Federal Minister for Small Business Bruce Billson (L)
A new Franchising Code of Conduct is due to come into effect on 1 January 2015.
A biennial snapshot of the franchising sector, released in October, shows that the most common cause of conflict in the sector is franchisee non-compliance, notably representing branding incorrectly and using unauthorised products.
Lorelle Frazer, director of the Asia-Pacific Centre for Franchising Excellence at Griffith University, authored the biennial report and has been surveying the sector every two years since 1998.
The latest figures show that the second most common disputes arise from communication or lack of it, and money, particularly fees, in an industry with a $65 billion annual turnover.
The franchise sector in Australia employs 460,000 people across 79,000 franchise businesses and has been regulated since 1998 by a mandatory code of conduct.
Federal Minister for Small Business Bruce Billson was expected to announce reforms to the Franchising Code of Conduct in November, ahead of its New Year’s Day commencement date.
Director of the Franchise Advisory Centre, Jason Gehrke, told ABC Radio National’s Law Report that the changes are the most significant to be made to the code since it was introduced 16 years ago.
‘They include an obligation of good faith on both parties to a franchise agreement, so that’s one major and fundamental change.
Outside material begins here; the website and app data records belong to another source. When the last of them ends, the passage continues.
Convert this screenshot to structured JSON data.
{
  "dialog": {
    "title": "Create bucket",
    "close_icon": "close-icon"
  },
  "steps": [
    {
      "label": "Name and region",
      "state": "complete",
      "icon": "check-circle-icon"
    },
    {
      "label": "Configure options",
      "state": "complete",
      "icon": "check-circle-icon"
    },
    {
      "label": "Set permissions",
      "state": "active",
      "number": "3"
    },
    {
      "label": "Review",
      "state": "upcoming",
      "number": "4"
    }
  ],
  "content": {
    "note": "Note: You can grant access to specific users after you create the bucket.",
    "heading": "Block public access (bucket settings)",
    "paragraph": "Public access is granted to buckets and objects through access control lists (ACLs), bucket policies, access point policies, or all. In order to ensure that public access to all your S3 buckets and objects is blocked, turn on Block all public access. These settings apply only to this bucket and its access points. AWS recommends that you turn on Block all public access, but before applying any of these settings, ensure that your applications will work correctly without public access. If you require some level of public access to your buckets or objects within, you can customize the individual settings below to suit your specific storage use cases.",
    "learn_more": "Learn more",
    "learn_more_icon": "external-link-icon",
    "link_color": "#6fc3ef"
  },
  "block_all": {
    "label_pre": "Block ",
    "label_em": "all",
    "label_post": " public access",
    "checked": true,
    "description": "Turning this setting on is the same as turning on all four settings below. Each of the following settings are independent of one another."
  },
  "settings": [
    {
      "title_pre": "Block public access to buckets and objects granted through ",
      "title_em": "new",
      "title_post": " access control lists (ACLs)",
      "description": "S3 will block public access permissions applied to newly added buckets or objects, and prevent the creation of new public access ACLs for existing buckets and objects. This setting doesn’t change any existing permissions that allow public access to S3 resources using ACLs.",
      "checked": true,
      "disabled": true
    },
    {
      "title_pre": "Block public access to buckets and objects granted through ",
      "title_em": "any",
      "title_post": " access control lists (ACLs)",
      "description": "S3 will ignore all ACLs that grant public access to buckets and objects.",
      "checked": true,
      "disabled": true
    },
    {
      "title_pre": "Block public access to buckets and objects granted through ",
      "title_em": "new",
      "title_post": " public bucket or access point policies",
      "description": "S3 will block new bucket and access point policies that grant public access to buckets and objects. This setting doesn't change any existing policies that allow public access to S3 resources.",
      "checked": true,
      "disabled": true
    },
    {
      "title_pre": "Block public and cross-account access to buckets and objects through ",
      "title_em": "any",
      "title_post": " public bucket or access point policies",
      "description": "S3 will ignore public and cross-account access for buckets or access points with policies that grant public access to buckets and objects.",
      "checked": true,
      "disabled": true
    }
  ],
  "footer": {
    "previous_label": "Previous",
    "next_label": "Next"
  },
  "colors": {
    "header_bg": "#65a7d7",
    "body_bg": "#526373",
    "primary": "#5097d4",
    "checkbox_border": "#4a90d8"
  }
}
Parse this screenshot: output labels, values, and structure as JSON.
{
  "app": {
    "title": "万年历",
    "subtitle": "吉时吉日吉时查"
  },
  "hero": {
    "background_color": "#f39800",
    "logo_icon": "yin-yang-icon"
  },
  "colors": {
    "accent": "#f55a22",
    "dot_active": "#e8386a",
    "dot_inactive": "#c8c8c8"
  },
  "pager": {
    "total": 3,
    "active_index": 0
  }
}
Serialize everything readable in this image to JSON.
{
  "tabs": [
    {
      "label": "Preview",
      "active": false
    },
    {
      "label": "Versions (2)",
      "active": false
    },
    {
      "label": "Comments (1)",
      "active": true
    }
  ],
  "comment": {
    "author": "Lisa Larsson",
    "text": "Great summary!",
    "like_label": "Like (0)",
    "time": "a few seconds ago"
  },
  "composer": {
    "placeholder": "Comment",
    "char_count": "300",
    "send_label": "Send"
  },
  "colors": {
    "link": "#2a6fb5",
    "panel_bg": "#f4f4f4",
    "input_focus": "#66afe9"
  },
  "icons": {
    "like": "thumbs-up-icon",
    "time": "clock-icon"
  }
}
Probably even more major and fundamental though are the changes that relate to the introduction of fines and penalties for breaches of the code as well,’ he said.
Mr Billson released in April this year the government’s proposed legislation amending the national Franchising Code and relevant provisions in the Competition and Consumer Act 2010.
Chief among them is allowing the Australian Competition and Consumer Commission (ACCC) to seek penalties of up to $51,000 from the court, and issue infringement notices of up to $8,500 without having to seek a court order.
‘This will be fairly significant in modifying the behaviour of those franchise sector participants who would like to think that the code doesn’t apply to them or that they somehow or another cannot be caught up by its provisions,’ Mr Gehrke told the Law Report.
The ACCC has intervened, through the courts, in misleading or deceptive conduct on the part of franchisors in recent times to seek damages for franchisees who have been disadvantaged financially.
The reforms follow recommendations from a review of the Franchising Code conducted in 2013, known as the Wein Review.